So you’ve spent months building your mobile application and it is safely submitted to Apple’s AppStore, RIM’s AppWorld or Android’s Market Place. All you have to do is sit back and enjoy the spoils and riches that will come pouring in as soon as it goes live.
If you are one of the many (unbelievably) that think building the application is the hard part, that sales and marketing are not important or that the app stores themselves offer the best awareness-making for your app then this list is for you. I say this with certainty that marketing is more than 99% of the effort that goes into application development for mobile devices.
So here, without further delay, are the first 5 things you can do to help market your app — beyond just putting in the App Stores and hoping.
- Create a web site
I know, old school but absolutely necessary. If you don’t have a site that clearly articulates the reason for someone to drop some cash or to instill confidence, people will be reluctant to buy your product. A few more hints: Always include a way for someone to get help/support for technical issues – and be RESPONSIVE. Always include a demo movie or tutorial on the site to show what it is like to maneuver within your product. Always have plenty of screen shots to showcase the product. Always include testimonials from actual users — if you don’t have any, use the App Store comments/feedback (as long as it is good) and NEVER just stream the feedback from the various stores to your website without vetting them first. Bad reviews don’t help and there are bound to be some. Some great examples are PumpOne’s Fitness Builder website and Zeebu Mobile’s BabyGo! site.
- Start listening to your potential customers
Set up an RSS reader account (such as Google Reader) and search for key terms that describe your product, describe the pain of your customer or even your competitors product. Searches should be in Google, Google news, Google blog search and Twitter. Monitor this daily and start engaging with the conversations that are going on around you. You need to be a part of it through Facebook, Twitter and the blog world.
- Engage with the influencers
I do think you need to submit your application to as many review sites as possible but that is an ongoing and never-ending process. While that continues, I would suggest you find the key 10 — those in the media, be they bloggers, video bloggers (hint), podcasts or print folk — and start engaging with them. If they cover the space your app targets and you follow them then you know they can have a big impact on awareness for your application.

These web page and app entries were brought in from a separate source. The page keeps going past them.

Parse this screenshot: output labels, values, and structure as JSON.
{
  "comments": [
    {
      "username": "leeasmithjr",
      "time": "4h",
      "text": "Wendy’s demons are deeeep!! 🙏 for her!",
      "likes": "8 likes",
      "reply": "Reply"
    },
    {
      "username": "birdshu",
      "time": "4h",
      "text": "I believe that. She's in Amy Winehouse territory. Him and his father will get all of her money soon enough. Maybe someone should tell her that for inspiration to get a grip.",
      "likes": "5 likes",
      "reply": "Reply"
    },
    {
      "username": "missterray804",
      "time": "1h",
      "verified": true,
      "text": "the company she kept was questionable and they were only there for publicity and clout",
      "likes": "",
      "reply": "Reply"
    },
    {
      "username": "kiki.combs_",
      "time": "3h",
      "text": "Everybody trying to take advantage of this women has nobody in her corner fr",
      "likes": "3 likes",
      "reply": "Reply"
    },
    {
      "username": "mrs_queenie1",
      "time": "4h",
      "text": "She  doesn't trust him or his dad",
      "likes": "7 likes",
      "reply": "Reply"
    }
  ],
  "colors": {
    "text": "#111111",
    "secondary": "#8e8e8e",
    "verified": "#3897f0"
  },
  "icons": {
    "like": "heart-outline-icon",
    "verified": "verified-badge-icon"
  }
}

- Market the story as well as the app
Huh? The app is only half the story, the development process, the highs and lows, the places it was built and the obstacles overcome make up the rest. Here’s a perfect example. A company I interviewed for UNTETHER.tv, Glitchsoft, are launching a bartending time management game and the lead developer’s story is as interesting as the game. He works, hard. He found investment from one of Canada’s ONLY billionaires (Terry Matthews). He credits Starbucks, ViaRail and various hockey arenas as the place he wrote the most code and, for good measure, had a management change about 6 weeks before launch. What’s your story? Use it.
- Write to be found
Opportunities abound to help your app be found and you should be using each and every one to their fullest. Write about the market your application targets — for your blog or someone else’s (preferably an influencer). Write your descriptions and keyword search terms for the application stores as though you were looking for your product, not as the developer. Create keyword-rich content for your website. Create a Twitter hashtag and use it on every tweet. The more ways to be found, the more terms that lead to your application, the higher the conversion.
These are just the basics and take time — I mean a lot of time — to get right but marketing is more important than the development of the product because this effort needs to sustained throughout the life of the product. Develop, deploy and develop the next product and relying on the marketing might of the stores rarely works — you have a greater chance of winning the lottery than being a featured AppStore app — so focus on building your brand at the same time as aiming for the panacea of mobile app awareness bliss.